This is not just a consequence of the current developments in Greece, but is rather a fundamental lesson of the 20th century. When intensifying class antagonisms and social tensions reach the boiling point, the bourgeoisie embraces authoritarian forms of rule, up to and including fascism. The only progressive way out of social disaster and to struggle against the danger of fascism is an independent working class movement based on a socialist perspective.

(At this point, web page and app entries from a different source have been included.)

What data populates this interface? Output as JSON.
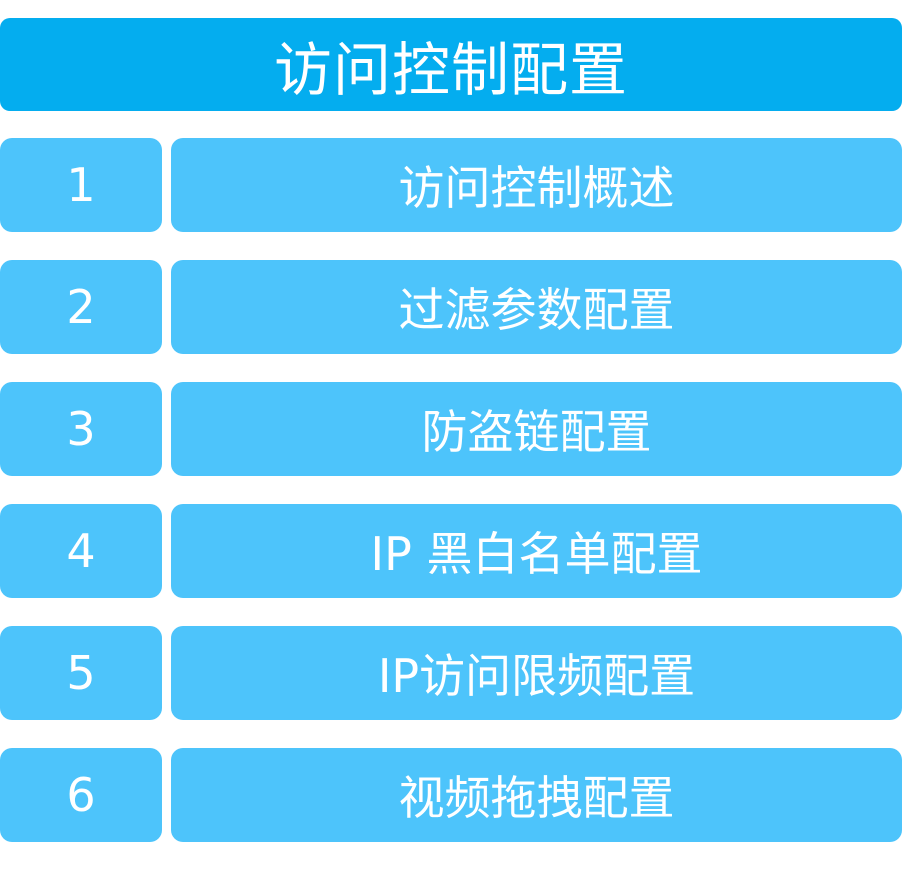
{
  "title": "访问控制配置",
  "items": [
    {
      "number": "1",
      "label": "访问控制概述"
    },
    {
      "number": "2",
      "label": "过滤参数配置"
    },
    {
      "number": "3",
      "label": "防盗链配置"
    },
    {
      "number": "4",
      "label": "IP 黑白名单配置"
    },
    {
      "number": "5",
      "label": "IP访问限频配置"
    },
    {
      "number": "6",
      "label": "视频拖拽配置"
    }
  ],
  "colors": {
    "title_background": "#04adef",
    "item_background": "#4dc4fb",
    "text": "#ffffff"
  }
}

In 1936 the Stalinists suppressed the Spanish revolution and subordinated workers to bourgeois parties, in the name of the “People's Front” against fascism, In so doing they paved the way for Franco's victory. In Germany the SPD refused to co-operate in a united front with the German Communist Party to oppose Hitler, instead fueling the illusion that the Prussian police and the army would stop the Nazis. In this respect it was supported by the ultra-left policies of the Stalinist Communist Party.
Given the current social disaster and the role of the pseudo-left groups, the danger of fascism in Greece today is very real. This is why an independent movement of workers aimed at opposing both the fascist gangs and the government’s social attacks is crucial.
Workers must free themselves from the influence of the trade unions and the pseudo-left groups and take the fight against the ultra-right into their own hands. Action committees should be formed to defend political meetings, immigrants and workers in neighborhoods against attacks by the fascists and the state apparatus.
This, however, is only the first step. The fascists can only be beaten with a socialist perspective that declares war on the capitalist system and fights for a workers government, dedicated to expropriating the banks and major corporations and employing wealth in the interest of all of society. This requires the building of a new party, which unites workers internationally in the struggle for a socialist program.